> _Exercise objective_:
Filter the lines below, copying only those with the string "test".

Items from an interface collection
※ ※ ※

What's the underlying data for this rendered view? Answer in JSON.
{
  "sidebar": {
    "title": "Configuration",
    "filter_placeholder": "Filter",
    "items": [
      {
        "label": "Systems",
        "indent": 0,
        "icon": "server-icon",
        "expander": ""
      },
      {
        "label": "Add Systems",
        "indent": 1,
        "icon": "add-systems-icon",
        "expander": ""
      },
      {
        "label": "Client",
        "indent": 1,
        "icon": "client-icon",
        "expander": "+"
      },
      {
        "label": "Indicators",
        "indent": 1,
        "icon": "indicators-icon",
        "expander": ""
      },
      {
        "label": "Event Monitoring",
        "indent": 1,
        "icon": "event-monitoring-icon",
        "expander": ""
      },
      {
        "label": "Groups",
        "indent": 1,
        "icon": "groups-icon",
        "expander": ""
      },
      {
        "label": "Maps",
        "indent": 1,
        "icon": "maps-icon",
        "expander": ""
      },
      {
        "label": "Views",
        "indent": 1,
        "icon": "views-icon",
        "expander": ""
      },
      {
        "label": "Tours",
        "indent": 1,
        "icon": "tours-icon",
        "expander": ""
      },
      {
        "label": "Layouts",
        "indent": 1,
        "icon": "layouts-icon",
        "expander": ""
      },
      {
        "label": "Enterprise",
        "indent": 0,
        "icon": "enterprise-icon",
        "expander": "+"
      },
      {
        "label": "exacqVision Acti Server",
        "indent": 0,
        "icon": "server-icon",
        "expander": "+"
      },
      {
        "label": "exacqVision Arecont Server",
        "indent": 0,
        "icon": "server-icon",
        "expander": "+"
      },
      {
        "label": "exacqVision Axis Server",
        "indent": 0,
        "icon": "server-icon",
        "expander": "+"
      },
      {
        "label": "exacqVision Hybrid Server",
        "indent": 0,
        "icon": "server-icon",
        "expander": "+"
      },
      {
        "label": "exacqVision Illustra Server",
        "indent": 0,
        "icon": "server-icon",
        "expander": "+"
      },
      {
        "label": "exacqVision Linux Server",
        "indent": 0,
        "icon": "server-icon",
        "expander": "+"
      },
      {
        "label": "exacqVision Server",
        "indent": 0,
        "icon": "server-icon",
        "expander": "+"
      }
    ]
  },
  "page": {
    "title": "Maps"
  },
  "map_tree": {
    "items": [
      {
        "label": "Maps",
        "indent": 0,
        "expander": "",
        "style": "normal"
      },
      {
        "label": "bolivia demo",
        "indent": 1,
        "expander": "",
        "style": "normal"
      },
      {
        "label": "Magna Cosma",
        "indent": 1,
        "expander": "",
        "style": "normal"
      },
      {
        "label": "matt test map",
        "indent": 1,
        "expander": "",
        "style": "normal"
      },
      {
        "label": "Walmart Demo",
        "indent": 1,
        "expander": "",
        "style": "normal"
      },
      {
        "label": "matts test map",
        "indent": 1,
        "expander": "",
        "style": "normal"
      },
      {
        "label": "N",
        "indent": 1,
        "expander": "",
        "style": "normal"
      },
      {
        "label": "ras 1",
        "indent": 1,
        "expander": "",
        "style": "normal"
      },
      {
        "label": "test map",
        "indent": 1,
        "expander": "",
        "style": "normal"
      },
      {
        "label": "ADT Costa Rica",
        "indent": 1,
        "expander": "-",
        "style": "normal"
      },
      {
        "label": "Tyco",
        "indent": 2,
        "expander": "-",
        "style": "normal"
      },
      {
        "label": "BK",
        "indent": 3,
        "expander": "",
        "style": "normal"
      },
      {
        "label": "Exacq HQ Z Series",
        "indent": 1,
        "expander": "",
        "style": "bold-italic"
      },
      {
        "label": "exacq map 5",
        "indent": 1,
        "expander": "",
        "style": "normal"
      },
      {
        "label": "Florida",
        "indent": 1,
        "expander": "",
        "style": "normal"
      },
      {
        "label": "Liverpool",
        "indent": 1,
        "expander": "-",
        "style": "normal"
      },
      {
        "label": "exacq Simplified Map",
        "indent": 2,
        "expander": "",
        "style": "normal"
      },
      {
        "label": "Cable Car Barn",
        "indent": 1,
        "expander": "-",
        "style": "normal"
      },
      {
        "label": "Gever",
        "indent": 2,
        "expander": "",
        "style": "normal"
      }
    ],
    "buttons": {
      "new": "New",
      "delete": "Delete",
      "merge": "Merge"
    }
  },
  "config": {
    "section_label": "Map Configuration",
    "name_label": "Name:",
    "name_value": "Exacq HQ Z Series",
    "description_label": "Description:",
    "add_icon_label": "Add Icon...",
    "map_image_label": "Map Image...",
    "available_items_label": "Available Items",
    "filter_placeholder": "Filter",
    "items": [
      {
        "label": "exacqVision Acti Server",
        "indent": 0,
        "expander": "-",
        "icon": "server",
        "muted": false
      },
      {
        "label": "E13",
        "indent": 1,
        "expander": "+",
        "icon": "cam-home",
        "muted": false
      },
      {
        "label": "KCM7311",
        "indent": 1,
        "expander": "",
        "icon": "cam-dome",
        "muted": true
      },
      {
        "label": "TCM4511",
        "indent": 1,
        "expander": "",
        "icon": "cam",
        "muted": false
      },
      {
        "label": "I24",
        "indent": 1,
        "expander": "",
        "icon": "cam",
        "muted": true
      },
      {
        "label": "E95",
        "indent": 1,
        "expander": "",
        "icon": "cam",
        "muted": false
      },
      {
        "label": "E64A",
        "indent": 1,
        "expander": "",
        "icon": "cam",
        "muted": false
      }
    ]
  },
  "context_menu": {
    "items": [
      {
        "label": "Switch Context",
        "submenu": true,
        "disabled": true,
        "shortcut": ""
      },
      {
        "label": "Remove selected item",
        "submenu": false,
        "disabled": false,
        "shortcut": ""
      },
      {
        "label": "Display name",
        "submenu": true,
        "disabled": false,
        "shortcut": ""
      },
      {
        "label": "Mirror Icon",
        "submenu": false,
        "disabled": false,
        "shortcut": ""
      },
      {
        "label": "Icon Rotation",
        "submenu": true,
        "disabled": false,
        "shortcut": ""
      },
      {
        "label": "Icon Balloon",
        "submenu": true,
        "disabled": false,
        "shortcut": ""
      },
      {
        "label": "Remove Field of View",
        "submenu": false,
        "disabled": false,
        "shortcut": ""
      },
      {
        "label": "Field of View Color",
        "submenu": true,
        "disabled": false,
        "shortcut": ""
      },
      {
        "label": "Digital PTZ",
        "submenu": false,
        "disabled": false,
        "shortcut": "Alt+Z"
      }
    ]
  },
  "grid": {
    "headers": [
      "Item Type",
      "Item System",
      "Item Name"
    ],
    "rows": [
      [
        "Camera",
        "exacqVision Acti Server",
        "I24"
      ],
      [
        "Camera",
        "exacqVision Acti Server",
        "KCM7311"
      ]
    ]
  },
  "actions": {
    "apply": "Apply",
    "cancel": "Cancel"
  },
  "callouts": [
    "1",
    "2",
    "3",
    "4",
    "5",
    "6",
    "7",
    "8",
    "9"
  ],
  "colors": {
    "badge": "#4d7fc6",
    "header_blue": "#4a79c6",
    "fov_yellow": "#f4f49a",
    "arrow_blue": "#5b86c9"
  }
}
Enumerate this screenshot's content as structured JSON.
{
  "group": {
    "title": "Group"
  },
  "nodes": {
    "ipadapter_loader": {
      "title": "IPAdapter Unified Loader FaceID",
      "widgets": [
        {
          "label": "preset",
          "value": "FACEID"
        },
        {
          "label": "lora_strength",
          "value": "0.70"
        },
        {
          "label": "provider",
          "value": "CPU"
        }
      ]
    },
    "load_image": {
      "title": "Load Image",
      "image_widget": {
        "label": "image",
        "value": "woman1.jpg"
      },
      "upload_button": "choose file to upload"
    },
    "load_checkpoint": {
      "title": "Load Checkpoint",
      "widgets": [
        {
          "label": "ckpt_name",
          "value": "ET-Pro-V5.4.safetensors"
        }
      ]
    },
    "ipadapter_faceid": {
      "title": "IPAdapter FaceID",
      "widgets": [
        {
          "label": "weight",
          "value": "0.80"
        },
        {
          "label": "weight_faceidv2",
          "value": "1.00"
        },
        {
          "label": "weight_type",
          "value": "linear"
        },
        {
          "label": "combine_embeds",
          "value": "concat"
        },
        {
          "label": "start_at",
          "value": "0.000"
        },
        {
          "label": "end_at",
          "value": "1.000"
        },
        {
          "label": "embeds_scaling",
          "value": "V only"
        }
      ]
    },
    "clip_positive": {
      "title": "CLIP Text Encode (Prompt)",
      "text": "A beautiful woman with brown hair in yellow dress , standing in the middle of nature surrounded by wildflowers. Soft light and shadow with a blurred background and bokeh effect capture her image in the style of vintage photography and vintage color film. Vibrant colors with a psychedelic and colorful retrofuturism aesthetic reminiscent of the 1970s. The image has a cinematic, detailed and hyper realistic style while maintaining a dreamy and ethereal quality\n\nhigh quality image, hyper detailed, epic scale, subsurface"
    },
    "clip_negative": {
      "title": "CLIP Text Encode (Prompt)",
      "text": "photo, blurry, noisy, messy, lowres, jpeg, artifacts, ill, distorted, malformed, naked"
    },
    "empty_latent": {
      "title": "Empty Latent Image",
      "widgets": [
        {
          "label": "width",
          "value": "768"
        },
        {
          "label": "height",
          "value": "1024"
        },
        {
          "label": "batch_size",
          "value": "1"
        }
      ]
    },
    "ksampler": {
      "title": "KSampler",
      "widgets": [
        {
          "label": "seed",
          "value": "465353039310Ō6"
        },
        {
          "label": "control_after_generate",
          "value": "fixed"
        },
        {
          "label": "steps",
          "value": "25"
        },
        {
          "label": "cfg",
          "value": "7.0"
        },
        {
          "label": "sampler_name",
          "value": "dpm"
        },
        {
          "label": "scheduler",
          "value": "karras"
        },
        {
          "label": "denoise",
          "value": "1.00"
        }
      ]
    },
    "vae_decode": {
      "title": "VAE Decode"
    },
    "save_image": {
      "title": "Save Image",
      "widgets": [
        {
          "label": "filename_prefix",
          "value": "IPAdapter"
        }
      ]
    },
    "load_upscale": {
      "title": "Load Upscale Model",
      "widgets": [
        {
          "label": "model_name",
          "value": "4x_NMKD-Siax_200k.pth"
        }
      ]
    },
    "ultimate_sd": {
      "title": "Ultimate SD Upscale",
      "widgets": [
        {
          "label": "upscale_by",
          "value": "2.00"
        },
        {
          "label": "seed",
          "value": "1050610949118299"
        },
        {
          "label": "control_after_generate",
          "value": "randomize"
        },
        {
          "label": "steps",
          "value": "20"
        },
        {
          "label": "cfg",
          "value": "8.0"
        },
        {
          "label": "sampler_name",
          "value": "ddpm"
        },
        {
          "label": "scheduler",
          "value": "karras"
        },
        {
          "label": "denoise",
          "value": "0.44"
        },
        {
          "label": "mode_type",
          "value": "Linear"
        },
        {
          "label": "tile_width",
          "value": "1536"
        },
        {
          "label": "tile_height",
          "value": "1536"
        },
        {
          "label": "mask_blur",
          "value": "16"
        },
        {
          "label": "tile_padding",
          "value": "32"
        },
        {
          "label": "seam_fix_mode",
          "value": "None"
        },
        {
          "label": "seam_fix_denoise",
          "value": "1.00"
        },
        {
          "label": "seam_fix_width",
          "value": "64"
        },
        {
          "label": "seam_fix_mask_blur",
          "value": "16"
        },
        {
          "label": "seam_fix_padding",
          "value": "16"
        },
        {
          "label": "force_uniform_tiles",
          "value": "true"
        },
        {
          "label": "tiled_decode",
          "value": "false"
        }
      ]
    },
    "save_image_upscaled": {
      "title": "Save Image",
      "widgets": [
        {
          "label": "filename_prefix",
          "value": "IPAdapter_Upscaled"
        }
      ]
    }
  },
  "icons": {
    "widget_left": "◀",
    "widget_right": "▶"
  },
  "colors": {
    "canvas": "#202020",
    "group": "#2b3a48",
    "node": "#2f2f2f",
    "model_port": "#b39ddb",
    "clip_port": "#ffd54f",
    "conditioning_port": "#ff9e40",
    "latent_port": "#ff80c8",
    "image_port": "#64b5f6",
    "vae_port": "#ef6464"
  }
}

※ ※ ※

> _Solution to this exercise_:
        "label": "matt test map",
        "label": "matts test map",
        "label": "test map",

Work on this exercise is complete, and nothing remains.